In 2008 I was on a panel at the OnMedia summit in NY talking about this very thing. I highlighted a few networks of interest at the time. One was called Dogster.com which still exists today and is simply a social network for those passionate about Dogs. It links people up by region or just by type of dog in order to link up people of like minded interest in dogs or even certain types of dogs.
Similarly a few years prior I was spending quite a bit of time with the folks of LaLa.com and its founder Bill Nguyen. As you may know Apple has since acquired LaLa and used its technology to build Ping into iTunes. The premise of LaLa.com was simple in the beginning. Link people together who had similar tastes in music and let them help each other discover new music. The results were as expected as for quite a length of time LaLa.com’s average time on site per customer exceeded two hours per day. The allure in the case of LaLa.com was like minded people and the discovery of new music. Lala’s customer base continued to spend significant time on the service until LaLa changed their strategy.

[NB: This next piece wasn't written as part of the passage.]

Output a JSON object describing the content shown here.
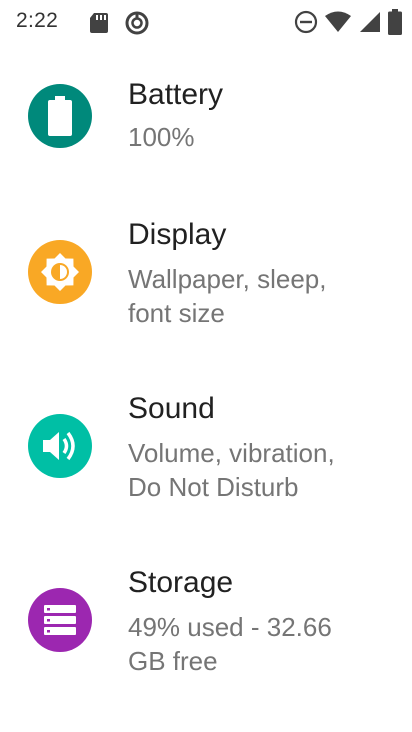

This is the power of vertical social networks and where I believe the best advertising strategies will lie in the future. In the case of Dogster.com the community is an extremely interested one in all things related to dogs. If I was the head of marketing at Purina, would it make more sense for me to advertise on Facebook or Dogster? Similarly, how about social networks for car lovers / aficionado’s, mothers, fitness fanatics, artist lovers, etc. The total size of one of these vertical networks may not be nearly as big as Facebook’s but the target audience would more engaged, more targeted, and more passionate about the interest and thus more valuable to advertise to in my opinion.
We are already seeing these vertical networks creep up and I assume we will see many more in the future and this reality isat the root of my concern over Facebook’s long term sustainability as a profitable business. My concern is that these vertical social networks will become more valuable to brands and advertisers and command more of their ad spends than does Facebook.
The bottom line is that if I am a brand looking to advertise to a certain type of consumer, I am going to want to go where those consumers are in big numbers. My belief is that brands will find more success marketing with vertical social networks that are oriented around special interests rather than a network like Facebook which is trying to be all things to all people and not doing a good job of it.